Start of Block
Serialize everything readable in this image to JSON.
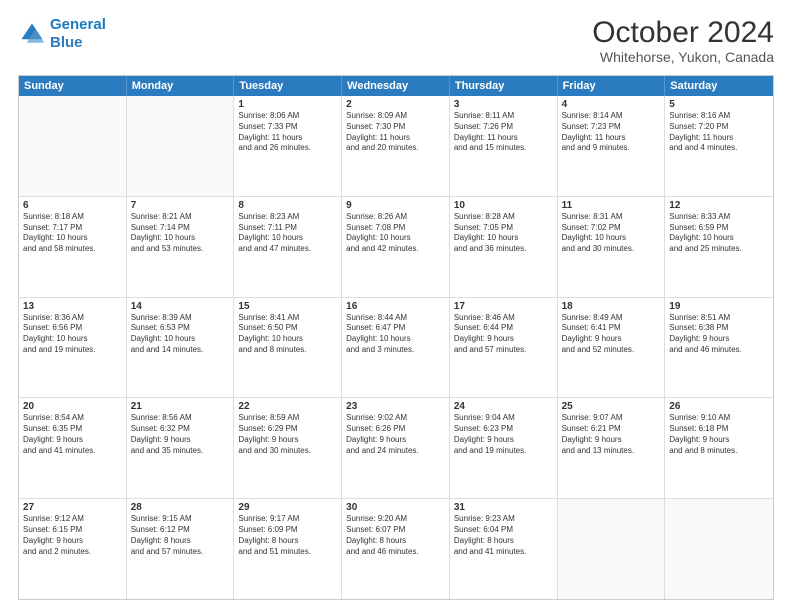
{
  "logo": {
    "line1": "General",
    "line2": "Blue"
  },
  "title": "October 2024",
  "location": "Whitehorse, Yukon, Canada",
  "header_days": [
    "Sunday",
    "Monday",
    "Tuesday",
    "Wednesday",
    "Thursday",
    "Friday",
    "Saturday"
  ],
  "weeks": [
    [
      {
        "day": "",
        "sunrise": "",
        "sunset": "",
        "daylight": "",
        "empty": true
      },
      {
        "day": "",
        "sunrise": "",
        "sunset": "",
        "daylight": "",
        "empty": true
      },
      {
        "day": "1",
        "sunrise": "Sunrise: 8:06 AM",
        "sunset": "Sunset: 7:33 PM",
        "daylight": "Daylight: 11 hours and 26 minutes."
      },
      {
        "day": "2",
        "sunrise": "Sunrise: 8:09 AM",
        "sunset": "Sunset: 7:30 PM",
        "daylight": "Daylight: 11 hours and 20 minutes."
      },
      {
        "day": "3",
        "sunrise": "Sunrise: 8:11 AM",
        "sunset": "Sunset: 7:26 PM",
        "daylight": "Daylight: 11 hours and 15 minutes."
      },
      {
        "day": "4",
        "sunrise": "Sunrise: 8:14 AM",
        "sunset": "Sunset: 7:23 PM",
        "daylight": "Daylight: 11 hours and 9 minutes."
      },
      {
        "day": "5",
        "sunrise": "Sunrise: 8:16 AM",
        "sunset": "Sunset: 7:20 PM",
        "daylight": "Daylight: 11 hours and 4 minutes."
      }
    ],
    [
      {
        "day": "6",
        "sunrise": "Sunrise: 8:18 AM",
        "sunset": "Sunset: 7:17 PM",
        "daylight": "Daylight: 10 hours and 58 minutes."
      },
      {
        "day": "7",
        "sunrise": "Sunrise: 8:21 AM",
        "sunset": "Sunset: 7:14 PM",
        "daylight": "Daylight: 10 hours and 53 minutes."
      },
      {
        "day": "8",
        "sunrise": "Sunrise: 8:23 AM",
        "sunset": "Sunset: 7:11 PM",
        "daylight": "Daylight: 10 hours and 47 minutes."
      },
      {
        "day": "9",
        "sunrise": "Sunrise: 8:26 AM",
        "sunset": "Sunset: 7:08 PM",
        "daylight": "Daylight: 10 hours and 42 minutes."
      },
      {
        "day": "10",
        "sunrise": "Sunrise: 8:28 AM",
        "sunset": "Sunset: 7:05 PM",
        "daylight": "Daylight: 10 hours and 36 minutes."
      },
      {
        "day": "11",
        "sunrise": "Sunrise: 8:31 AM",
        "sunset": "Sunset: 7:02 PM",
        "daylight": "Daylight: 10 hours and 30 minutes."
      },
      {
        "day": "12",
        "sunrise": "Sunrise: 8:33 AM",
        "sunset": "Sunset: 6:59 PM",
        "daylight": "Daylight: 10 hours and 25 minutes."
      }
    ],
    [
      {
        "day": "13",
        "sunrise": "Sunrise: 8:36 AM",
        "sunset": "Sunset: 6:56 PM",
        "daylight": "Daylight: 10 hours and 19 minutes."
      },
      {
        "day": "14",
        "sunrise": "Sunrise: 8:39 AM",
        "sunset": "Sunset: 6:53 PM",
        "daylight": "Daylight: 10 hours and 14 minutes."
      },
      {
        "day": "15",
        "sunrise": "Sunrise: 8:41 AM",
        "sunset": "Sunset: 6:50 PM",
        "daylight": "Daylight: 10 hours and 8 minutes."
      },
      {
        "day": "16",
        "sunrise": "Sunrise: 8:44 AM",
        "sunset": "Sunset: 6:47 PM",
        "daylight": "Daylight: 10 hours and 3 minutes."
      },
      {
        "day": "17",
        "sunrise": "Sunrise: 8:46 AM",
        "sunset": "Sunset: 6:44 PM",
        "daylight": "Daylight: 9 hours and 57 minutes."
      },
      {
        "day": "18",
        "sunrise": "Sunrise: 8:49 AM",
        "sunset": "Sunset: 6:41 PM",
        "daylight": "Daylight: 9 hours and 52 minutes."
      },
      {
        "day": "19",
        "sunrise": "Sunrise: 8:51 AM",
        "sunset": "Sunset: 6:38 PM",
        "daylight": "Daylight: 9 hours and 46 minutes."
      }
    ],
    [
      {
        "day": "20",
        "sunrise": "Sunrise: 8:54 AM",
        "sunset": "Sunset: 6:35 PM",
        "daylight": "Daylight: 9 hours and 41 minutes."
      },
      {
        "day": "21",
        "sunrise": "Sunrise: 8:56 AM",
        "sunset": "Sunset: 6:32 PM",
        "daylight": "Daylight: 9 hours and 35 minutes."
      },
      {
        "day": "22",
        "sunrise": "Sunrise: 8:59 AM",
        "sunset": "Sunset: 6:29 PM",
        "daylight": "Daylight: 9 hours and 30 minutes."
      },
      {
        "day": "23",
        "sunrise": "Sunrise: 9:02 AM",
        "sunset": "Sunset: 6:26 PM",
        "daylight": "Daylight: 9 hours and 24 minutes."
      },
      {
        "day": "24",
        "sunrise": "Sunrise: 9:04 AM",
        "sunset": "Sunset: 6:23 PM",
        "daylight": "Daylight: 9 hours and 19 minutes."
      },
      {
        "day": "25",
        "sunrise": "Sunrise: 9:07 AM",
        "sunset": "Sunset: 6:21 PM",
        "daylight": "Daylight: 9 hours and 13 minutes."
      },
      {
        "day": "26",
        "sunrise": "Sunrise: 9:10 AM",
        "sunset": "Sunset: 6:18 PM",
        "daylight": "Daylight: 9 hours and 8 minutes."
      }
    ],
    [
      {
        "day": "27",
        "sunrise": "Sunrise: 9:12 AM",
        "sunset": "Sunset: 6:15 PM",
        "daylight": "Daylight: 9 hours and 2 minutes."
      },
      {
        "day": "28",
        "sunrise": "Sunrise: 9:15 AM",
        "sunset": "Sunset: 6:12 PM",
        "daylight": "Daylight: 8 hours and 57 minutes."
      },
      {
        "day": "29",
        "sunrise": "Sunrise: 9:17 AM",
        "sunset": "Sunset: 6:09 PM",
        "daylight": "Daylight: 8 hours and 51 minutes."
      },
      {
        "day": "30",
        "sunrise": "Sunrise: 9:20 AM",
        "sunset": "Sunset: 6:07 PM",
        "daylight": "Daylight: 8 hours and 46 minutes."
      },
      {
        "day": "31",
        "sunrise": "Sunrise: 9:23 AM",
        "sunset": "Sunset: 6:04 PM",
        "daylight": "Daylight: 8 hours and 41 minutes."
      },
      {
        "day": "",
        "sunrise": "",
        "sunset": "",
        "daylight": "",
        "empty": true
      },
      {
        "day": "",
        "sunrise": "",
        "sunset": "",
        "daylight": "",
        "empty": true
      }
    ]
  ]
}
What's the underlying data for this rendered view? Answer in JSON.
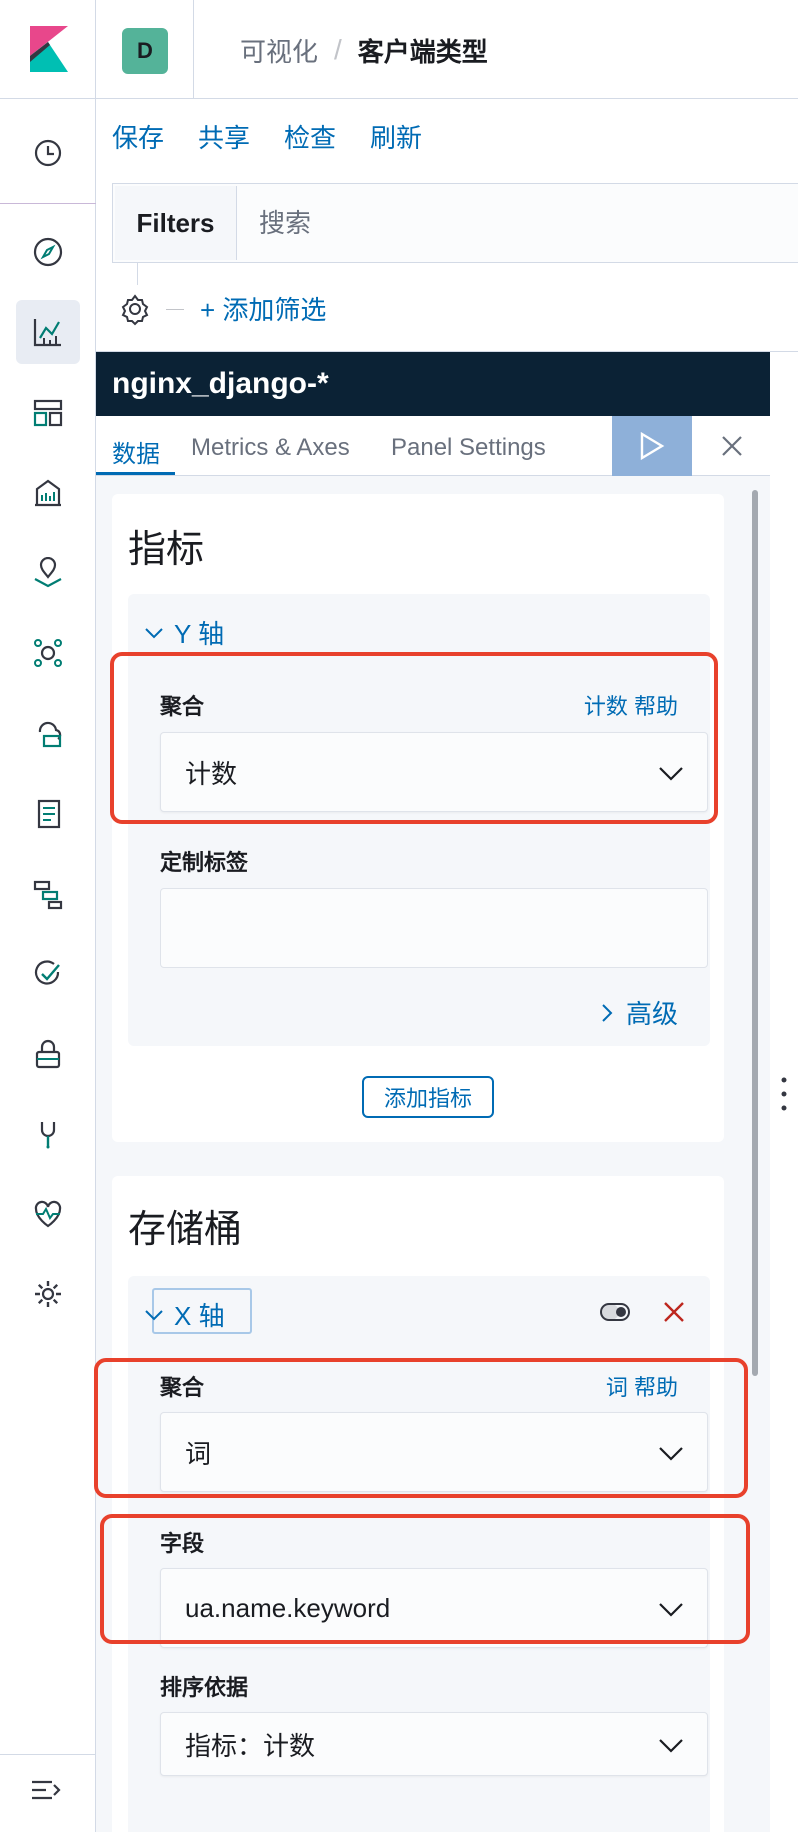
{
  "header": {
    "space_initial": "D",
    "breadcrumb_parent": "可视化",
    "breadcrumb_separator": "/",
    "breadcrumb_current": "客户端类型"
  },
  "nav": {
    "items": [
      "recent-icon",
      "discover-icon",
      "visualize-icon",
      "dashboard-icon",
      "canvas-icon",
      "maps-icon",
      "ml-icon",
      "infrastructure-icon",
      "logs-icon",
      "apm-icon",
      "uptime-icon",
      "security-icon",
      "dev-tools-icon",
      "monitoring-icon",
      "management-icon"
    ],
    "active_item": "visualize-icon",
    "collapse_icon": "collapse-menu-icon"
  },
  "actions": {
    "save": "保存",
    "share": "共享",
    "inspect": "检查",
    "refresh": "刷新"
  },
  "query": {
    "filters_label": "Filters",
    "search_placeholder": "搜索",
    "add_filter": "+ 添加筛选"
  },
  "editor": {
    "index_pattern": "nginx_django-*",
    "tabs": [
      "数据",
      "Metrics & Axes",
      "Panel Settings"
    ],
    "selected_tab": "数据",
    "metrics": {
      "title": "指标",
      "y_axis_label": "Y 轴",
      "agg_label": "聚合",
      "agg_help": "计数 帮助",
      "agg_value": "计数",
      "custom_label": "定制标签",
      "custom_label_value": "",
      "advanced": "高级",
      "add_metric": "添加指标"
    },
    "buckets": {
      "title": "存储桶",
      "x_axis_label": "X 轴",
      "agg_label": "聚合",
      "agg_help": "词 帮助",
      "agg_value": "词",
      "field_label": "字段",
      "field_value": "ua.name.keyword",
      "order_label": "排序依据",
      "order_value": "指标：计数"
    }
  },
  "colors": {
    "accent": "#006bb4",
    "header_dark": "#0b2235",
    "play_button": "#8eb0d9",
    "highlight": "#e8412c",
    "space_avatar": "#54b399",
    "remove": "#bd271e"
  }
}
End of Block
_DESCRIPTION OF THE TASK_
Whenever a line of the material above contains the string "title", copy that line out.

_RESULT OF THIS EXERCISE_
  "title": "October 2024",
      "title": "指标",
      "title": "存储桶",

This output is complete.